Once I had the ute and an income, I began building up during the day a commercial travellers round in trucking products and so it came to pass that I ended up as WA distributor for Truckin’ Life magazine, now sadly defunct, but whose slogan as you might guess was That’s my truckin’ life. Which is my starting point for today’s tale of woe.
Two weeks ago today, you’ll recall we had just got into Darwin from an outback station, whose manager wanted me to load up later in the week and head back out with another load of fencing products. The engine felt like it was down on power and an error message was flashing up saying ‘check with workshop’. So the following morning I dropped my trailers at the BP and took the truck into the local Volvo dealer. Who had a fourteen day waiting list.
I got a taxi to Psyche’s and over the next few days we did various seeing doctors and drinking with Lou things, until I, not hearing from the workshop went back to twist a few arms, not to any great effect, though we did decide that rather than fly in a whole heap of new parts in the hope that one of them would fix the problem, we would, sometime during the next week, methodically do tests and swap things around to arrive at a proper diagnosis. This took till the following Wednesday, when we discovered my valves were stuffed – I’d need a new head; one of the six injectors needed replacing (but not the $8,000 ecu which controls them); and seeing as the engine was in bits anyway, I might as well get new this and that, including a new turbo (which is a bit of a relief as they are inclined, as they age, to fly apart without warning).
But. A new head would have to come from Adelaide and would probably take a week to arrive, so let’s say next Friday, and then a week to put it all back together, so that’s October gone.
Psyche has friends to do the carer thing, so I decided to fly home. Which leads us to the next ‘but’. Darwin-Perth direct is so expensive ($1,200-1,400) that it is cheaper to fly via Sydney or Melbourne, which explains why the fine print for some of the cheaper flights says ‘2 stopovers, 16 hours’. I constructed my own dog-leg with Virgin, flew to Melbourne, had a two day layover while I visited mum and did some book shopping, then flew home this morning (Tue), saving a couple of hundred dollars in the process.
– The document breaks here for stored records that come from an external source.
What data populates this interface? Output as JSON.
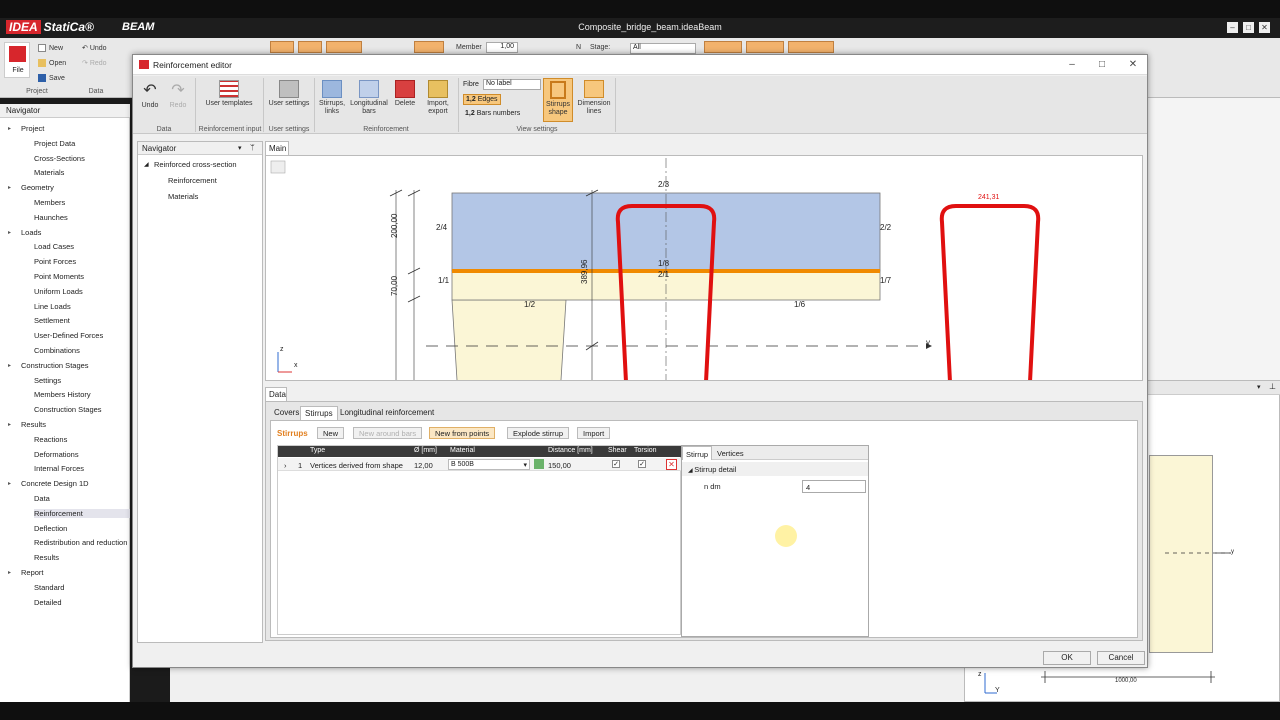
{
  "app": {
    "brand": "IDEA StatiCa",
    "brand_mark": "IDEA",
    "brand_rest": "StatiCa®",
    "product": "BEAM",
    "document_title": "Composite_bridge_beam.ideaBeam"
  },
  "main_ribbon": {
    "file_label": "File",
    "new_label": "New",
    "open_label": "Open",
    "save_label": "Save",
    "undo_label": "Undo",
    "redo_label": "Redo",
    "group_project": "Project",
    "group_data": "Data",
    "member_label": "Member",
    "member_value": "1,00",
    "stage_label": "Stage:",
    "stage_value": "All",
    "n_label": "N"
  },
  "navigator": {
    "title": "Navigator",
    "items": [
      {
        "label": "Project",
        "level": 0
      },
      {
        "label": "Project Data",
        "level": 1
      },
      {
        "label": "Cross-Sections",
        "level": 1
      },
      {
        "label": "Materials",
        "level": 1
      },
      {
        "label": "Geometry",
        "level": 0
      },
      {
        "label": "Members",
        "level": 1
      },
      {
        "label": "Haunches",
        "level": 1
      },
      {
        "label": "Loads",
        "level": 0
      },
      {
        "label": "Load Cases",
        "level": 1
      },
      {
        "label": "Point Forces",
        "level": 1
      },
      {
        "label": "Point Moments",
        "level": 1
      },
      {
        "label": "Uniform Loads",
        "level": 1
      },
      {
        "label": "Line Loads",
        "level": 1
      },
      {
        "label": "Settlement",
        "level": 1
      },
      {
        "label": "User-Defined Forces",
        "level": 1
      },
      {
        "label": "Combinations",
        "level": 1
      },
      {
        "label": "Construction Stages",
        "level": 0
      },
      {
        "label": "Settings",
        "level": 1
      },
      {
        "label": "Members History",
        "level": 1
      },
      {
        "label": "Construction Stages",
        "level": 1
      },
      {
        "label": "Results",
        "level": 0
      },
      {
        "label": "Reactions",
        "level": 1
      },
      {
        "label": "Deformations",
        "level": 1
      },
      {
        "label": "Internal Forces",
        "level": 1
      },
      {
        "label": "Concrete Design 1D",
        "level": 0
      },
      {
        "label": "Data",
        "level": 1
      },
      {
        "label": "Reinforcement",
        "level": 1
      },
      {
        "label": "Deflection",
        "level": 1
      },
      {
        "label": "Redistribution and reduction",
        "level": 1
      },
      {
        "label": "Results",
        "level": 1
      },
      {
        "label": "Report",
        "level": 0
      },
      {
        "label": "Standard",
        "level": 1
      },
      {
        "label": "Detailed",
        "level": 1
      }
    ]
  },
  "dialog": {
    "title": "Reinforcement editor",
    "ribbon": {
      "undo": "Undo",
      "redo": "Redo",
      "user_templates": "User templates",
      "user_settings": "User settings",
      "stirrups_links": "Stirrups, links",
      "longitudinal_bars": "Longitudinal bars",
      "delete": "Delete",
      "import_export": "Import, export",
      "fibre_label": "Fibre",
      "fibre_value": "No label",
      "edges_label": "Edges",
      "bars_numbers_label": "Bars numbers",
      "stirrups_shape": "Stirrups shape",
      "dimension_lines": "Dimension lines",
      "group_data": "Data",
      "group_reinf_input": "Reinforcement input",
      "group_user_settings": "User settings",
      "group_reinforcement": "Reinforcement",
      "group_view_settings": "View settings"
    },
    "navigator": {
      "title": "Navigator",
      "root": "Reinforced cross-section",
      "items": [
        "Reinforcement",
        "Materials"
      ]
    },
    "main_tab": "Main",
    "drawing": {
      "labels": [
        "2/3",
        "2/4",
        "2/2",
        "1/8",
        "2/1",
        "1/1",
        "1/7",
        "1/2",
        "1/6"
      ],
      "dim_200": "200,00",
      "dim_70": "70,00",
      "dim_389": "389,96",
      "stirrup_dim": "241,31",
      "axis_y": "y",
      "axis_z": "z",
      "axis_x": "x"
    },
    "data_tab": "Data",
    "subtabs": [
      "Covers",
      "Stirrups",
      "Longitudinal reinforcement"
    ],
    "toolbar": {
      "section_label": "Stirrups",
      "new": "New",
      "new_around_bars": "New around bars",
      "new_from_points": "New from points",
      "explode_stirrup": "Explode stirrup",
      "import": "Import"
    },
    "grid": {
      "headers": [
        "Type",
        "Ø [mm]",
        "Material",
        "Distance [mm]",
        "Shear",
        "Torsion"
      ],
      "row": {
        "index": "1",
        "type": "Vertices derived from shape",
        "diameter": "12,00",
        "material": "B 500B",
        "distance": "150,00",
        "shear": "✓",
        "torsion": "✓"
      }
    },
    "properties": {
      "tabs": [
        "Stirrup",
        "Vertices"
      ],
      "section": "Stirrup detail",
      "field_label": "n dm",
      "field_value": "4"
    },
    "ok": "OK",
    "cancel": "Cancel"
  },
  "right_panel": {
    "dimension": "1000,00",
    "axis_y": "y",
    "axis_z": "z",
    "axis_y2": "Y"
  },
  "colors": {
    "accent_red": "#d7262c",
    "selection_orange": "#f7c77d",
    "flange_blue": "#b3c6e6",
    "web_cream": "#fbf6d6",
    "steel_orange": "#f08a00",
    "stirrup_red": "#e01010"
  }
}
If you’ve been keeping up, you will now have in your head that I have in rapid succession purchased a new trailer, so there’s several tens of thousands of dollars; begun an engine rebuild, a second several tens of thousands of dollars; and done one trip in two months – yes, several tens etc. more. Things are going to be a bit tight for a while!
I forget what I listened to on the way up to Darwin, not Son of a Trickster, which I was saving for the home trip so it would be fresh in my mind as I wrote it up, and which, consequently is now another month late. At Psyche’s my heart wasn’t in blogging and I indulged in a couple of SF novels off her shelves.
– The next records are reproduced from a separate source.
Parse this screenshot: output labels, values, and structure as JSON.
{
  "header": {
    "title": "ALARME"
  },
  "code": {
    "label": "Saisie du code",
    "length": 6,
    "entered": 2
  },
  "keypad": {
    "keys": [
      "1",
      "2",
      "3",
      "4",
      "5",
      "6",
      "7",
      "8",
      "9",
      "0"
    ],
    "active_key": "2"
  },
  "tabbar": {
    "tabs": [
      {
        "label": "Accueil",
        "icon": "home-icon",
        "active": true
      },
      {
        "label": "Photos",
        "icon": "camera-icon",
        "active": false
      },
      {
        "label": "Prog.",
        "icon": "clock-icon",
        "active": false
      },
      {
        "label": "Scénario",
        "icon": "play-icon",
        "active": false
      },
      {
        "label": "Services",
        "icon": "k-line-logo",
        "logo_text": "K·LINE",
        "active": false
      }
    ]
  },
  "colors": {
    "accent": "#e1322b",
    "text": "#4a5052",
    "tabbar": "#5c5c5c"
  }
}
Corey J White (F,USA), Killing Gravity (2017)
Tricia Sullivan (F,Eng), Dreaming in Smoke (1998)
Since, I have mostly read Twitter and bits and pieces of mainstream news, though this morning I finally made inroads on Dorothy Hewett’s The Toucher which I have been carting around for months.
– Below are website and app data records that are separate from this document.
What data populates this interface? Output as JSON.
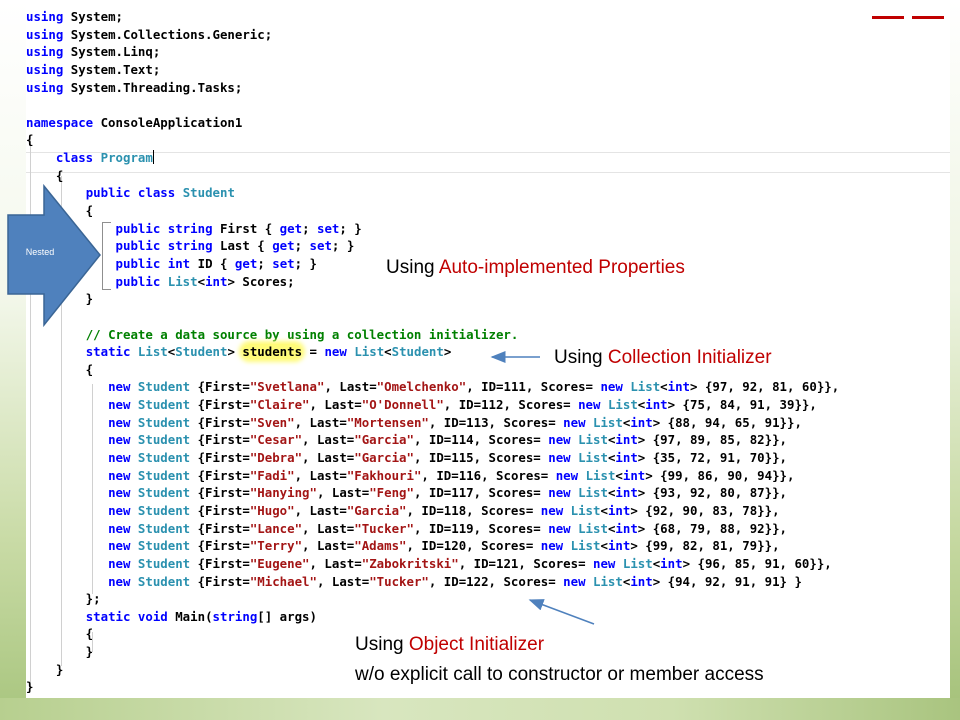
{
  "code_lines": [
    [
      {
        "t": "using",
        "c": "kw"
      },
      {
        "t": " System;"
      }
    ],
    [
      {
        "t": "using",
        "c": "kw"
      },
      {
        "t": " System.Collections.Generic;"
      }
    ],
    [
      {
        "t": "using",
        "c": "kw"
      },
      {
        "t": " System.Linq;"
      }
    ],
    [
      {
        "t": "using",
        "c": "kw"
      },
      {
        "t": " System.Text;"
      }
    ],
    [
      {
        "t": "using",
        "c": "kw"
      },
      {
        "t": " System.Threading.Tasks;"
      }
    ],
    [],
    [
      {
        "t": "namespace",
        "c": "kw"
      },
      {
        "t": " ConsoleApplication1"
      }
    ],
    [
      {
        "t": "{"
      }
    ],
    [
      {
        "t": "    "
      },
      {
        "t": "class",
        "c": "kw"
      },
      {
        "t": " "
      },
      {
        "t": "Program",
        "c": "ty"
      },
      {
        "caret": true
      }
    ],
    [
      {
        "t": "    {"
      }
    ],
    [
      {
        "t": "        "
      },
      {
        "t": "public",
        "c": "kw"
      },
      {
        "t": " "
      },
      {
        "t": "class",
        "c": "kw"
      },
      {
        "t": " "
      },
      {
        "t": "Student",
        "c": "ty"
      }
    ],
    [
      {
        "t": "        {"
      }
    ],
    [
      {
        "t": "            "
      },
      {
        "t": "public",
        "c": "kw"
      },
      {
        "t": " "
      },
      {
        "t": "string",
        "c": "kw"
      },
      {
        "t": " First { "
      },
      {
        "t": "get",
        "c": "kw"
      },
      {
        "t": "; "
      },
      {
        "t": "set",
        "c": "kw"
      },
      {
        "t": "; }"
      }
    ],
    [
      {
        "t": "            "
      },
      {
        "t": "public",
        "c": "kw"
      },
      {
        "t": " "
      },
      {
        "t": "string",
        "c": "kw"
      },
      {
        "t": " Last { "
      },
      {
        "t": "get",
        "c": "kw"
      },
      {
        "t": "; "
      },
      {
        "t": "set",
        "c": "kw"
      },
      {
        "t": "; }"
      }
    ],
    [
      {
        "t": "            "
      },
      {
        "t": "public",
        "c": "kw"
      },
      {
        "t": " "
      },
      {
        "t": "int",
        "c": "kw"
      },
      {
        "t": " ID { "
      },
      {
        "t": "get",
        "c": "kw"
      },
      {
        "t": "; "
      },
      {
        "t": "set",
        "c": "kw"
      },
      {
        "t": "; }"
      }
    ],
    [
      {
        "t": "            "
      },
      {
        "t": "public",
        "c": "kw"
      },
      {
        "t": " "
      },
      {
        "t": "List",
        "c": "ty"
      },
      {
        "t": "<"
      },
      {
        "t": "int",
        "c": "kw"
      },
      {
        "t": "> Scores;"
      }
    ],
    [
      {
        "t": "        }"
      }
    ],
    [],
    [
      {
        "t": "        "
      },
      {
        "t": "// Create a data source by using a collection initializer.",
        "c": "cm"
      }
    ],
    [
      {
        "t": "        "
      },
      {
        "t": "static",
        "c": "kw"
      },
      {
        "t": " "
      },
      {
        "t": "List",
        "c": "ty"
      },
      {
        "t": "<"
      },
      {
        "t": "Student",
        "c": "ty"
      },
      {
        "t": "> "
      },
      {
        "t": "students",
        "hl": true
      },
      {
        "t": " = "
      },
      {
        "t": "new",
        "c": "kw"
      },
      {
        "t": " "
      },
      {
        "t": "List",
        "c": "ty"
      },
      {
        "t": "<"
      },
      {
        "t": "Student",
        "c": "ty"
      },
      {
        "t": ">"
      }
    ],
    [
      {
        "t": "        {"
      }
    ],
    [
      {
        "t": "           "
      },
      {
        "t": "new",
        "c": "kw"
      },
      {
        "t": " "
      },
      {
        "t": "Student",
        "c": "ty"
      },
      {
        "t": " {First="
      },
      {
        "t": "\"Svetlana\"",
        "c": "st"
      },
      {
        "t": ", Last="
      },
      {
        "t": "\"Omelchenko\"",
        "c": "st"
      },
      {
        "t": ", ID=111, Scores= "
      },
      {
        "t": "new",
        "c": "kw"
      },
      {
        "t": " "
      },
      {
        "t": "List",
        "c": "ty"
      },
      {
        "t": "<"
      },
      {
        "t": "int",
        "c": "kw"
      },
      {
        "t": "> {97, 92, 81, 60}},"
      }
    ],
    [
      {
        "t": "           "
      },
      {
        "t": "new",
        "c": "kw"
      },
      {
        "t": " "
      },
      {
        "t": "Student",
        "c": "ty"
      },
      {
        "t": " {First="
      },
      {
        "t": "\"Claire\"",
        "c": "st"
      },
      {
        "t": ", Last="
      },
      {
        "t": "\"O'Donnell\"",
        "c": "st"
      },
      {
        "t": ", ID=112, Scores= "
      },
      {
        "t": "new",
        "c": "kw"
      },
      {
        "t": " "
      },
      {
        "t": "List",
        "c": "ty"
      },
      {
        "t": "<"
      },
      {
        "t": "int",
        "c": "kw"
      },
      {
        "t": "> {75, 84, 91, 39}},"
      }
    ],
    [
      {
        "t": "           "
      },
      {
        "t": "new",
        "c": "kw"
      },
      {
        "t": " "
      },
      {
        "t": "Student",
        "c": "ty"
      },
      {
        "t": " {First="
      },
      {
        "t": "\"Sven\"",
        "c": "st"
      },
      {
        "t": ", Last="
      },
      {
        "t": "\"Mortensen\"",
        "c": "st"
      },
      {
        "t": ", ID=113, Scores= "
      },
      {
        "t": "new",
        "c": "kw"
      },
      {
        "t": " "
      },
      {
        "t": "List",
        "c": "ty"
      },
      {
        "t": "<"
      },
      {
        "t": "int",
        "c": "kw"
      },
      {
        "t": "> {88, 94, 65, 91}},"
      }
    ],
    [
      {
        "t": "           "
      },
      {
        "t": "new",
        "c": "kw"
      },
      {
        "t": " "
      },
      {
        "t": "Student",
        "c": "ty"
      },
      {
        "t": " {First="
      },
      {
        "t": "\"Cesar\"",
        "c": "st"
      },
      {
        "t": ", Last="
      },
      {
        "t": "\"Garcia\"",
        "c": "st"
      },
      {
        "t": ", ID=114, Scores= "
      },
      {
        "t": "new",
        "c": "kw"
      },
      {
        "t": " "
      },
      {
        "t": "List",
        "c": "ty"
      },
      {
        "t": "<"
      },
      {
        "t": "int",
        "c": "kw"
      },
      {
        "t": "> {97, 89, 85, 82}},"
      }
    ],
    [
      {
        "t": "           "
      },
      {
        "t": "new",
        "c": "kw"
      },
      {
        "t": " "
      },
      {
        "t": "Student",
        "c": "ty"
      },
      {
        "t": " {First="
      },
      {
        "t": "\"Debra\"",
        "c": "st"
      },
      {
        "t": ", Last="
      },
      {
        "t": "\"Garcia\"",
        "c": "st"
      },
      {
        "t": ", ID=115, Scores= "
      },
      {
        "t": "new",
        "c": "kw"
      },
      {
        "t": " "
      },
      {
        "t": "List",
        "c": "ty"
      },
      {
        "t": "<"
      },
      {
        "t": "int",
        "c": "kw"
      },
      {
        "t": "> {35, 72, 91, 70}},"
      }
    ],
    [
      {
        "t": "           "
      },
      {
        "t": "new",
        "c": "kw"
      },
      {
        "t": " "
      },
      {
        "t": "Student",
        "c": "ty"
      },
      {
        "t": " {First="
      },
      {
        "t": "\"Fadi\"",
        "c": "st"
      },
      {
        "t": ", Last="
      },
      {
        "t": "\"Fakhouri\"",
        "c": "st"
      },
      {
        "t": ", ID=116, Scores= "
      },
      {
        "t": "new",
        "c": "kw"
      },
      {
        "t": " "
      },
      {
        "t": "List",
        "c": "ty"
      },
      {
        "t": "<"
      },
      {
        "t": "int",
        "c": "kw"
      },
      {
        "t": "> {99, 86, 90, 94}},"
      }
    ],
    [
      {
        "t": "           "
      },
      {
        "t": "new",
        "c": "kw"
      },
      {
        "t": " "
      },
      {
        "t": "Student",
        "c": "ty"
      },
      {
        "t": " {First="
      },
      {
        "t": "\"Hanying\"",
        "c": "st"
      },
      {
        "t": ", Last="
      },
      {
        "t": "\"Feng\"",
        "c": "st"
      },
      {
        "t": ", ID=117, Scores= "
      },
      {
        "t": "new",
        "c": "kw"
      },
      {
        "t": " "
      },
      {
        "t": "List",
        "c": "ty"
      },
      {
        "t": "<"
      },
      {
        "t": "int",
        "c": "kw"
      },
      {
        "t": "> {93, 92, 80, 87}},"
      }
    ],
    [
      {
        "t": "           "
      },
      {
        "t": "new",
        "c": "kw"
      },
      {
        "t": " "
      },
      {
        "t": "Student",
        "c": "ty"
      },
      {
        "t": " {First="
      },
      {
        "t": "\"Hugo\"",
        "c": "st"
      },
      {
        "t": ", Last="
      },
      {
        "t": "\"Garcia\"",
        "c": "st"
      },
      {
        "t": ", ID=118, Scores= "
      },
      {
        "t": "new",
        "c": "kw"
      },
      {
        "t": " "
      },
      {
        "t": "List",
        "c": "ty"
      },
      {
        "t": "<"
      },
      {
        "t": "int",
        "c": "kw"
      },
      {
        "t": "> {92, 90, 83, 78}},"
      }
    ],
    [
      {
        "t": "           "
      },
      {
        "t": "new",
        "c": "kw"
      },
      {
        "t": " "
      },
      {
        "t": "Student",
        "c": "ty"
      },
      {
        "t": " {First="
      },
      {
        "t": "\"Lance\"",
        "c": "st"
      },
      {
        "t": ", Last="
      },
      {
        "t": "\"Tucker\"",
        "c": "st"
      },
      {
        "t": ", ID=119, Scores= "
      },
      {
        "t": "new",
        "c": "kw"
      },
      {
        "t": " "
      },
      {
        "t": "List",
        "c": "ty"
      },
      {
        "t": "<"
      },
      {
        "t": "int",
        "c": "kw"
      },
      {
        "t": "> {68, 79, 88, 92}},"
      }
    ],
    [
      {
        "t": "           "
      },
      {
        "t": "new",
        "c": "kw"
      },
      {
        "t": " "
      },
      {
        "t": "Student",
        "c": "ty"
      },
      {
        "t": " {First="
      },
      {
        "t": "\"Terry\"",
        "c": "st"
      },
      {
        "t": ", Last="
      },
      {
        "t": "\"Adams\"",
        "c": "st"
      },
      {
        "t": ", ID=120, Scores= "
      },
      {
        "t": "new",
        "c": "kw"
      },
      {
        "t": " "
      },
      {
        "t": "List",
        "c": "ty"
      },
      {
        "t": "<"
      },
      {
        "t": "int",
        "c": "kw"
      },
      {
        "t": "> {99, 82, 81, 79}},"
      }
    ],
    [
      {
        "t": "           "
      },
      {
        "t": "new",
        "c": "kw"
      },
      {
        "t": " "
      },
      {
        "t": "Student",
        "c": "ty"
      },
      {
        "t": " {First="
      },
      {
        "t": "\"Eugene\"",
        "c": "st"
      },
      {
        "t": ", Last="
      },
      {
        "t": "\"Zabokritski\"",
        "c": "st"
      },
      {
        "t": ", ID=121, Scores= "
      },
      {
        "t": "new",
        "c": "kw"
      },
      {
        "t": " "
      },
      {
        "t": "List",
        "c": "ty"
      },
      {
        "t": "<"
      },
      {
        "t": "int",
        "c": "kw"
      },
      {
        "t": "> {96, 85, 91, 60}},"
      }
    ],
    [
      {
        "t": "           "
      },
      {
        "t": "new",
        "c": "kw"
      },
      {
        "t": " "
      },
      {
        "t": "Student",
        "c": "ty"
      },
      {
        "t": " {First="
      },
      {
        "t": "\"Michael\"",
        "c": "st"
      },
      {
        "t": ", Last="
      },
      {
        "t": "\"Tucker\"",
        "c": "st"
      },
      {
        "t": ", ID=122, Scores= "
      },
      {
        "t": "new",
        "c": "kw"
      },
      {
        "t": " "
      },
      {
        "t": "List",
        "c": "ty"
      },
      {
        "t": "<"
      },
      {
        "t": "int",
        "c": "kw"
      },
      {
        "t": "> {94, 92, 91, 91} }"
      }
    ],
    [
      {
        "t": "        };"
      }
    ],
    [
      {
        "t": "        "
      },
      {
        "t": "static",
        "c": "kw"
      },
      {
        "t": " "
      },
      {
        "t": "void",
        "c": "kw"
      },
      {
        "t": " Main("
      },
      {
        "t": "string",
        "c": "kw"
      },
      {
        "t": "[] args)"
      }
    ],
    [
      {
        "t": "        {"
      }
    ],
    [
      {
        "t": "        }"
      }
    ],
    [
      {
        "t": "    }"
      }
    ],
    [
      {
        "t": "}"
      }
    ]
  ],
  "annotations": {
    "auto_props": {
      "prefix": "Using ",
      "highlight": "Auto-implemented Properties"
    },
    "collection_init": {
      "prefix": "Using ",
      "highlight": "Collection Initializer"
    },
    "object_init": {
      "prefix": "Using ",
      "highlight": "Object Initializer",
      "line2": "w/o explicit call to constructor or member access"
    }
  },
  "nested_label": "Nested",
  "colors": {
    "keyword": "#0000ff",
    "type": "#2b91af",
    "string": "#a31515",
    "comment": "#008000",
    "annotation_highlight": "#c00000",
    "nested_arrow": "#4f81bd",
    "highlight": "#fffb7a"
  }
}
At the second-hand shop in Warrandyte I bought two hardbacks in beautiful condition, c/w dustjackets – DH Lawrence in Australia (1981) by Robert Darroch, and Pioneers on Parade by Miles Franklin and Dymphna Cusack (1939, A&R 1988 so a bicentenary pub.); plus In a Wilderness of Mirrors (1992) by Ric Throssell, KSP’s son. I reluctantly passed up another lovely hardback, Cuffy Mahony and other stories, by HH Richardson which I already have as a paperback.
Mum makes me cook tea. Here I am preparing a simple vegetarian moussaka.